*EXERCISE DIRECTIONS:*
Look through the entries for the string "this", and copy each line that holds it.

[Opening MATERIAL SUPPLIED section]

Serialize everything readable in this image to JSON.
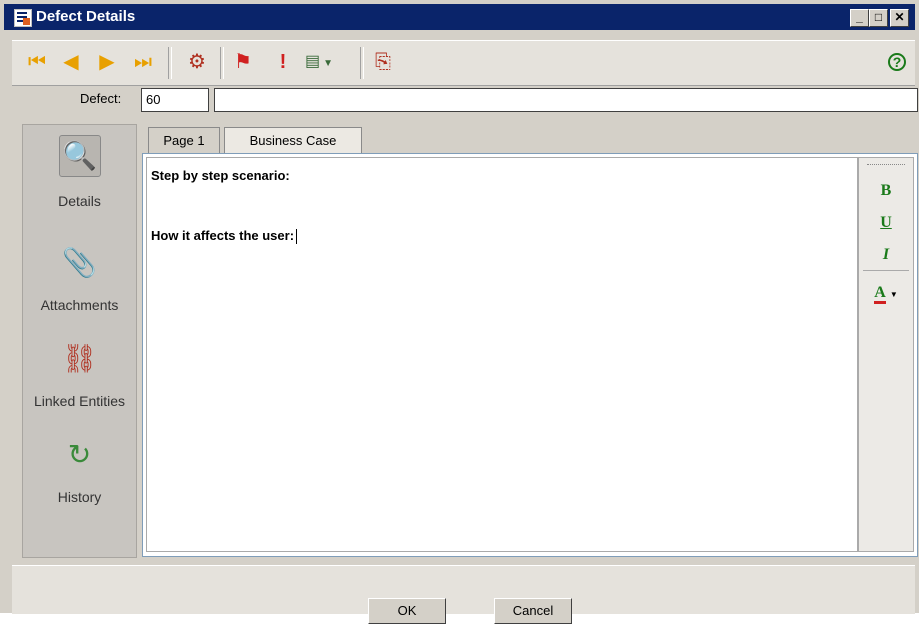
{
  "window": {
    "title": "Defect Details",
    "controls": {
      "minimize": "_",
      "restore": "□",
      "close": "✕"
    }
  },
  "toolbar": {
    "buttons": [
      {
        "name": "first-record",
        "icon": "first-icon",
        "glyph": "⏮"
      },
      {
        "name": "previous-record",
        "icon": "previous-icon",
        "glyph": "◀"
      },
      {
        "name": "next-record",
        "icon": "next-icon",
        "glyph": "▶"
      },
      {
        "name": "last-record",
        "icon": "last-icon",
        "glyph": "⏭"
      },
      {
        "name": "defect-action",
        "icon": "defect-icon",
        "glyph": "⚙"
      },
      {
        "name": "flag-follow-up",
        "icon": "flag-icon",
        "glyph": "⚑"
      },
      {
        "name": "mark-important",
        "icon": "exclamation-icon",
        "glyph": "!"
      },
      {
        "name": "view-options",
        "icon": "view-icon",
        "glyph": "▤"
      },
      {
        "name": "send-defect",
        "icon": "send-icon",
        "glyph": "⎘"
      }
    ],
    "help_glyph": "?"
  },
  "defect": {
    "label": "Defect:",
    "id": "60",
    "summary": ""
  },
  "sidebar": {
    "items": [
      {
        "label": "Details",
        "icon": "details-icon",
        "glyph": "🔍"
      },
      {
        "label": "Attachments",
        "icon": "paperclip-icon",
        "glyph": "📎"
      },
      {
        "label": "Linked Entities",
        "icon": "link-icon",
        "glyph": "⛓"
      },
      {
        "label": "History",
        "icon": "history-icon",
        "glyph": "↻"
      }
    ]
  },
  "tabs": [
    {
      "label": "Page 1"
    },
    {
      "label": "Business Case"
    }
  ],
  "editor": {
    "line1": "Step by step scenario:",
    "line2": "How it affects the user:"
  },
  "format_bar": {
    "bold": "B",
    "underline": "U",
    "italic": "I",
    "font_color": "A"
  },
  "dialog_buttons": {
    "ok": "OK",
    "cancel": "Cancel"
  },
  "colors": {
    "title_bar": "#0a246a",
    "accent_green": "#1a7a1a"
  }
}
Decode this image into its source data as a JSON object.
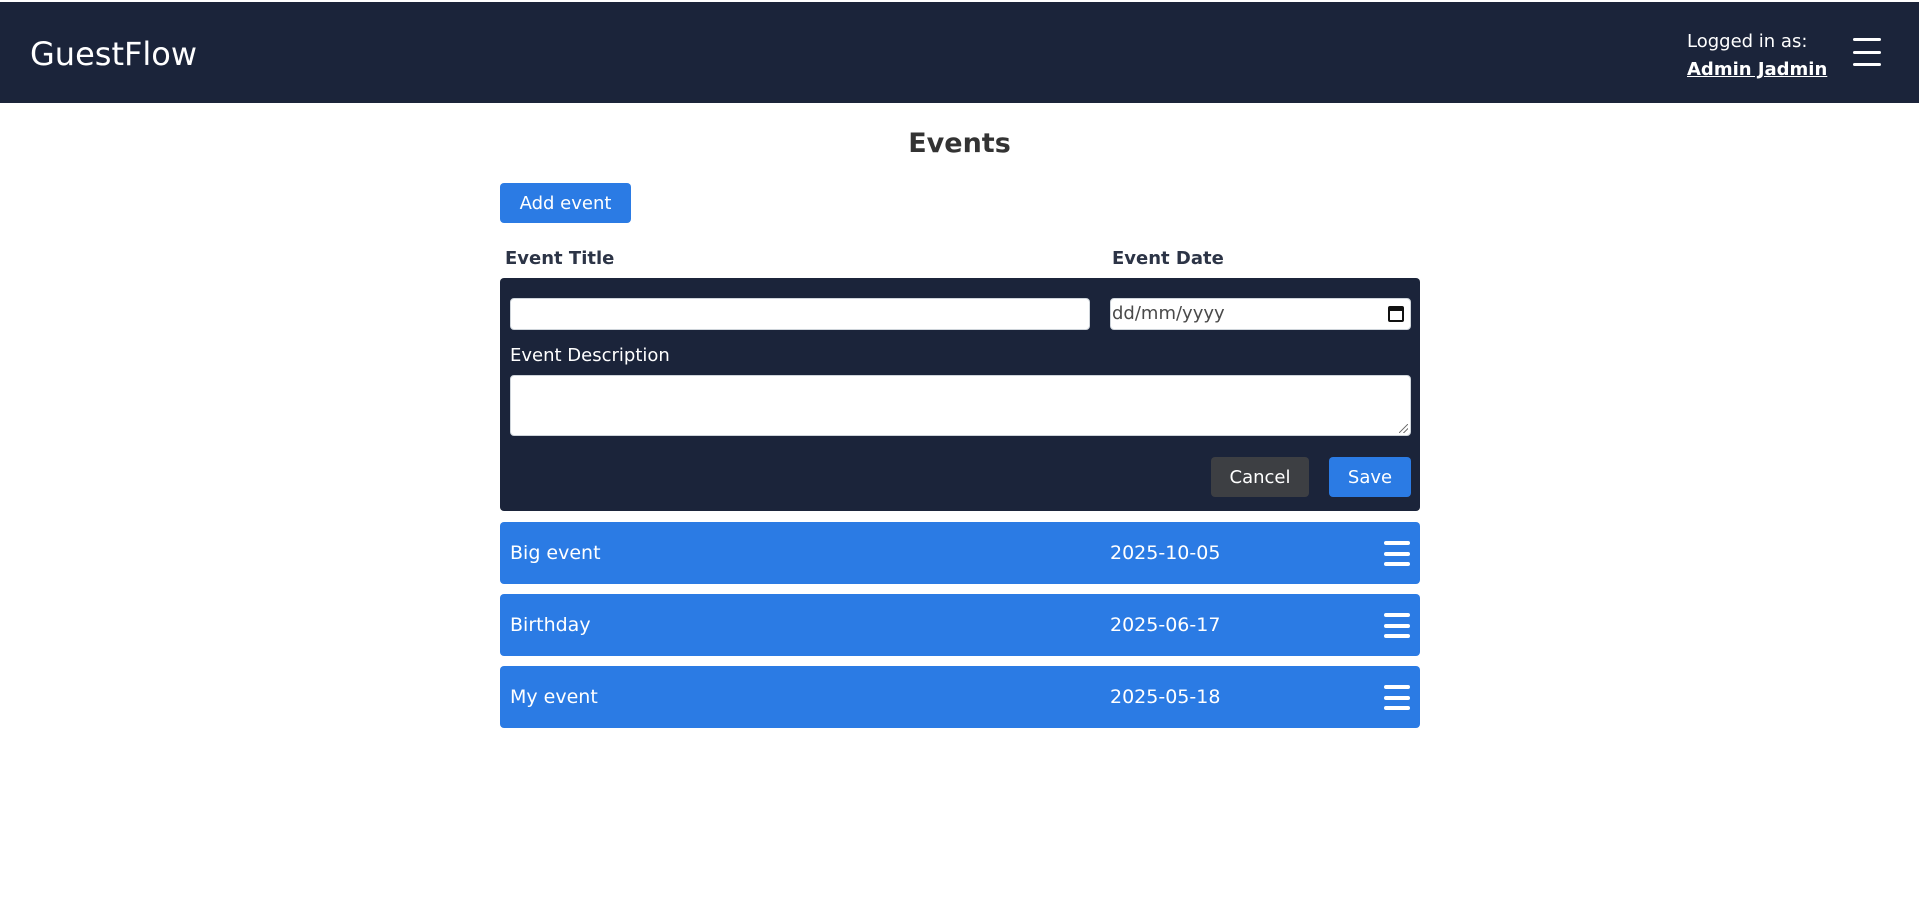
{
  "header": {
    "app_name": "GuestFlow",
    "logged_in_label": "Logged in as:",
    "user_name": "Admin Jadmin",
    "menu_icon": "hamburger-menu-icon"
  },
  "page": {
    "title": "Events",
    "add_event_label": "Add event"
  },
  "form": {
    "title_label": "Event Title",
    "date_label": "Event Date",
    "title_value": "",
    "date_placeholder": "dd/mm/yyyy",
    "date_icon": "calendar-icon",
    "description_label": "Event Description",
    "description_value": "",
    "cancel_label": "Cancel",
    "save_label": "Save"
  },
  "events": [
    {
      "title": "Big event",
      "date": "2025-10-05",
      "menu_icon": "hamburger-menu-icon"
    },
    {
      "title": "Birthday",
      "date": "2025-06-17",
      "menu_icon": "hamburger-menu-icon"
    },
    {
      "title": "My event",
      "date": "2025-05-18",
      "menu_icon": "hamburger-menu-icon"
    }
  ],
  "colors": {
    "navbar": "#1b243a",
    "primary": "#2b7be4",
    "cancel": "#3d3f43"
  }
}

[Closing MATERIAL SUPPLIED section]
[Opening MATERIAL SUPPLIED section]

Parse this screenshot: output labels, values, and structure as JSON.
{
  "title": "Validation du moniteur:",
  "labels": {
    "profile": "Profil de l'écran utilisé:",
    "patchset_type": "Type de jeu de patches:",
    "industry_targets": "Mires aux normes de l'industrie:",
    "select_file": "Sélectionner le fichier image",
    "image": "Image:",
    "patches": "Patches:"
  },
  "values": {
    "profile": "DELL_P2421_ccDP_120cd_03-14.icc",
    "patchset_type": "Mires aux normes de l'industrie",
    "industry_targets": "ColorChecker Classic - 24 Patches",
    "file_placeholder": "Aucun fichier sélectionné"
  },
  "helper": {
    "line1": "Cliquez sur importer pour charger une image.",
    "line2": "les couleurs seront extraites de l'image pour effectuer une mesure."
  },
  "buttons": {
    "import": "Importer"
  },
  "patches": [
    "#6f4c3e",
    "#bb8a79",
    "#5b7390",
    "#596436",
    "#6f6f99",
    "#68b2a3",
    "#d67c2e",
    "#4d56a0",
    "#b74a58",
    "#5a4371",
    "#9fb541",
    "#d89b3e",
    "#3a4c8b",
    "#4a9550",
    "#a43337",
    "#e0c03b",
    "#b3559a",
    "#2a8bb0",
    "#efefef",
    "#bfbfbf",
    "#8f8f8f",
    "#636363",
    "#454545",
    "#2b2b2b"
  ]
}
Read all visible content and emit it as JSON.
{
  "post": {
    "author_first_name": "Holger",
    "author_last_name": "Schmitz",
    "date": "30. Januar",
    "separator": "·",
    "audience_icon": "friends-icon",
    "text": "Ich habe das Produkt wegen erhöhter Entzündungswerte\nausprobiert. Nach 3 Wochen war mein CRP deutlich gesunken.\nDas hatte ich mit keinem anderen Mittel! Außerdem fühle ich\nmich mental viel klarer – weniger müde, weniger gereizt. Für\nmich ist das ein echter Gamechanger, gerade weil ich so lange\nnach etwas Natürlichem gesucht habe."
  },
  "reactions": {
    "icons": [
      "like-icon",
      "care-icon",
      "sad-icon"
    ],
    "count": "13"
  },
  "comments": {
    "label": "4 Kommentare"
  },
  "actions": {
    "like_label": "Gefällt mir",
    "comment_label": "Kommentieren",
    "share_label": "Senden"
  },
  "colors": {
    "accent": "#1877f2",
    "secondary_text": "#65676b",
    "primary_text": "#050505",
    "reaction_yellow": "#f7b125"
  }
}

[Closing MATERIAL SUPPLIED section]
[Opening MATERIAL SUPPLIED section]

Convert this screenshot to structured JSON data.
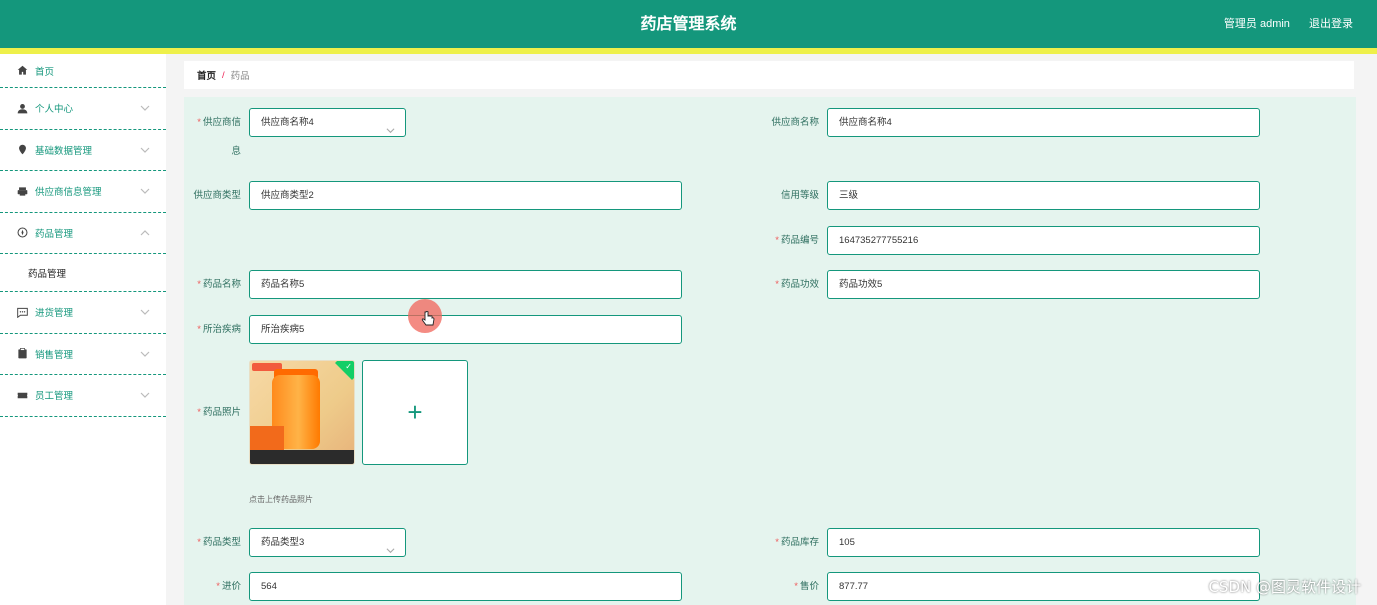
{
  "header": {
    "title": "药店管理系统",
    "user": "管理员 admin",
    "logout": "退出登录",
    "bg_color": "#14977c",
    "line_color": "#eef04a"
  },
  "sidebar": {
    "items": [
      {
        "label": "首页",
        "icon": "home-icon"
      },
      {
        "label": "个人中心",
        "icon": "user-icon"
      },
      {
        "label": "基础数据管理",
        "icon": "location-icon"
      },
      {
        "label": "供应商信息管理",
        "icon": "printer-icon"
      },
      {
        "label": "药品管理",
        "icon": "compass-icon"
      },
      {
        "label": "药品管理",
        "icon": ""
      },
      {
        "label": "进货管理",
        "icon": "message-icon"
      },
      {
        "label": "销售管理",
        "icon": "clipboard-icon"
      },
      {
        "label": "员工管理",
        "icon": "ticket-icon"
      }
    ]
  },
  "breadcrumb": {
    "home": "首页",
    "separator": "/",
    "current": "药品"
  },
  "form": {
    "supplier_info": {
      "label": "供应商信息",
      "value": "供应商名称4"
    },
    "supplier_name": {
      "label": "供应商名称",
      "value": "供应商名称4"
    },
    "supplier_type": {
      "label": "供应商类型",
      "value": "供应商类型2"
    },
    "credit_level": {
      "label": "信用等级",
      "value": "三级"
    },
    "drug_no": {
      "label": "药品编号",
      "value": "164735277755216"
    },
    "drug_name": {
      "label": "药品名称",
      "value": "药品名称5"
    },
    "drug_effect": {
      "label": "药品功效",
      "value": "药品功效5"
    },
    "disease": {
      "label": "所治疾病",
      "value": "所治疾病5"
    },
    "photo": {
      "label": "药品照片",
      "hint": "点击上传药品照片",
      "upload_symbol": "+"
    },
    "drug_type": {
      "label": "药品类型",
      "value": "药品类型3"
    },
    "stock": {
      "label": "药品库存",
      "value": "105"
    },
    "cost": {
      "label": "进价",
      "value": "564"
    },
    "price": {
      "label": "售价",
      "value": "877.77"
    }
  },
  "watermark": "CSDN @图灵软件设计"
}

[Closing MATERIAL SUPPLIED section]

*TASK OUTPUT:*
Serialize everything readable in this image to JSON.
Decode this image into its source data as a JSON object.
Parse this screenshot: output labels, values, and structure as JSON.
Convert this screenshot to structured JSON data.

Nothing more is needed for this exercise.